Interested in becoming a member of OLLI UO? Click here.

Life, Art, and Reconstruction in the Bay of Naples: An Introduction to the History of Pompeii

Life, Art, and Reconstruction in the Bay of NaplesCentral Oregon–Art historian Erin W. Anderson of Bend presents a series of three lectures based in the Bay of Naples before and after the volcanic eruption of Mount Vesuvius. The series begins with an introduction to Pompeii and its significance to the Roman Empire before the eruption. Anderson uses the artistic programs of the Roman home to explain environment and modern theories of how Romans accessed their domain. She discusses in depth “Villa A” of Oplontis not only as an example of Roman lifestyle, but also as a model for modern reconstruction of ancient sites.

The mission of the Oplontis Project, according to Anderson, is to “conduct a systematic, multidisciplinary study of Villa A (‘of Poppaea’) and Villa B (‘of Lucius Crassius Tertius’) at Oplontis (Torre Annunziata, Italy). Under the direction of John R. Clarke and Michael L. Thomas
of the University of Texas at Austin and in collaboration with the Soprintendenza Speciale per I Beni Archeologici di Napoli e Pompei, an international team of scholars is working to publish definitive studies of all aspects of these sites.”

Anderson worked as an art historian at Sotheby’s Institute of Art in London, the Pace galleries in New York, and Montana State University as an adjunct instructor. She worked and studied at the villas of Oplontis from 2010–2014 with the Oplontis Project, conducting a systematic, multidisciplinary study. Specifically, Anderson detailed the orphaned fragments at “Villa A” and developed a system for further study of orphaned fragments at “Villa B.” Under the direction of John R. Clarke and Michael L. Thomas of UT Austin and in collaboration with the Italian Archaeological Department, a team of scholars is currently working to publish a definitive study at these sites. Anderson has an upcoming article in the third volume of the Oplontis Project publication.

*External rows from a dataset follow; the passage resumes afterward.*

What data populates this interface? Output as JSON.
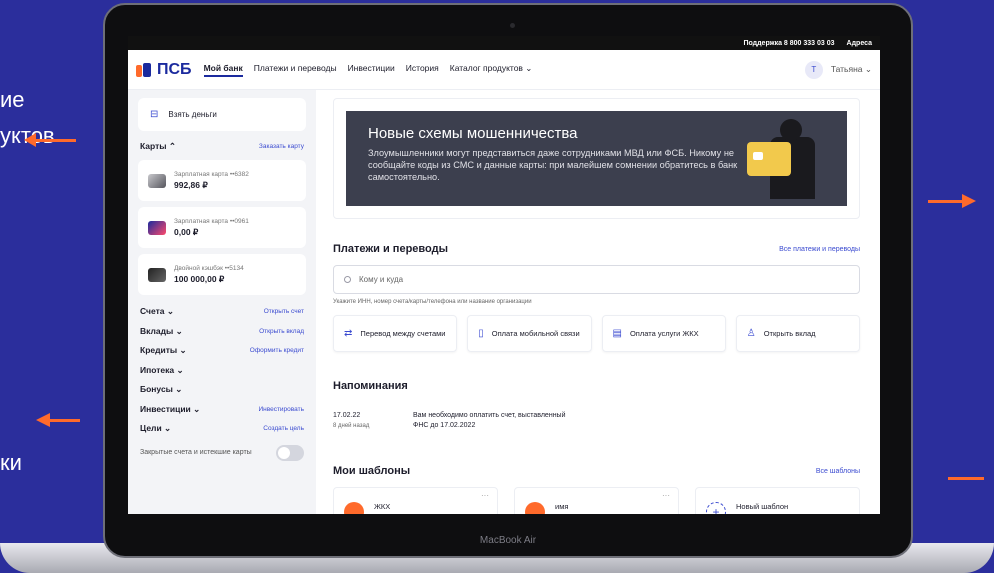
{
  "background": {
    "left_text_top": "ие\nуктов",
    "left_text_bottom": "ки"
  },
  "laptop_brand": "MacBook Air",
  "topbar": {
    "support": "Поддержка 8 800 333 03 03",
    "addresses": "Адреса"
  },
  "header": {
    "logo": "ПСБ",
    "nav": [
      "Мой банк",
      "Платежи и переводы",
      "Инвестиции",
      "История",
      "Каталог продуктов ⌄"
    ],
    "user_initial": "Т",
    "user_name": "Татьяна ⌄"
  },
  "sidebar": {
    "take_money": "Взять деньги",
    "cards_title": "Карты ⌃",
    "cards_link": "Заказать карту",
    "accounts": [
      {
        "name": "Зарплатная карта ••6382",
        "balance": "992,86 ₽"
      },
      {
        "name": "Зарплатная карта ••0961",
        "balance": "0,00 ₽"
      },
      {
        "name": "Двойной кэшбэк ••5134",
        "balance": "100 000,00 ₽"
      }
    ],
    "sections": [
      {
        "label": "Счета ⌄",
        "link": "Открыть счет"
      },
      {
        "label": "Вклады ⌄",
        "link": "Открыть вклад"
      },
      {
        "label": "Кредиты ⌄",
        "link": "Оформить кредит"
      },
      {
        "label": "Ипотека ⌄",
        "link": ""
      },
      {
        "label": "Бонусы ⌄",
        "link": ""
      },
      {
        "label": "Инвестиции ⌄",
        "link": "Инвестировать"
      },
      {
        "label": "Цели ⌄",
        "link": "Создать цель"
      }
    ],
    "closed_label": "Закрытые счета и истекшие карты"
  },
  "banner": {
    "title": "Новые схемы мошенничества",
    "text": "Злоумышленники могут представиться даже сотрудниками МВД или ФСБ. Никому не сообщайте коды из СМС и данные карты: при малейшем сомнении обратитесь в банк самостоятельно."
  },
  "payments": {
    "title": "Платежи и переводы",
    "all_link": "Все платежи и переводы",
    "search_placeholder": "Кому и куда",
    "hint": "Укажите ИНН, номер счета/карты/телефона или название организации",
    "actions": [
      "Перевод между счетами",
      "Оплата мобильной связи",
      "Оплата услуги ЖКХ",
      "Открыть вклад"
    ]
  },
  "reminders": {
    "title": "Напоминания",
    "date": "17.02.22",
    "ago": "8 дней назад",
    "text_line1": "Вам необходимо оплатить счет, выставленный",
    "text_line2": "ФНС до 17.02.2022"
  },
  "templates": {
    "title": "Мои шаблоны",
    "all_link": "Все шаблоны",
    "items": [
      "ЖКХ",
      "имя",
      "Новый шаблон"
    ]
  },
  "colors": {
    "accent": "#3b4bd0",
    "brand": "#1b2a9e",
    "orange": "#ff6a2b",
    "background": "#2b2e9c"
  }
}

In lecture one, we learn about the history of Pompeii in its ancient period and then in its modern re-emergence.

Mark your calendars now for Erin Anderson’s additional lectures in February:

Life, Art, and Reconstruction in the Bay of Naples: The Roman Home and the Roman Villa Monday, February 6, 1:30–3:30 p.m.

The Roman Home and the Roman Villa In the second of three sessions, art historian Erin Anderson of Bend introduces the home as function and type of space, including the luxury villa. She discusses the larger history of design for the total environment of a room space, including fresco and mosaic. She explains the four period styles and provides visuals of frescoes from her work at “Villa A” (discussed in Erin’s first lecture), which span over a century of wall paintings, to illustrate the changes in the design aesthetic.

Life, Art, and Reconstruction in the Bay of Naples: Finding Frescoes
Monday, February 13, 1:30–3:30 p.m.

In her third and final presentation, Ms. Anderson introduces the Oplontis Project and the current excavation, study, and restoration of “Villa A.” She covers the excavation of “Villa A” as an example of the luxury villa in the Bay of Naples, which occurred much later, in the 1960s. She discusses the wider range of studies on the project, and describes her own study: the orphaned wall fragments.

For further information on the Oplontis Project of which Erin is a part, please visit: http://www.oplontisproject.org/

Interested in becoming a member of OLLI UO? Click here.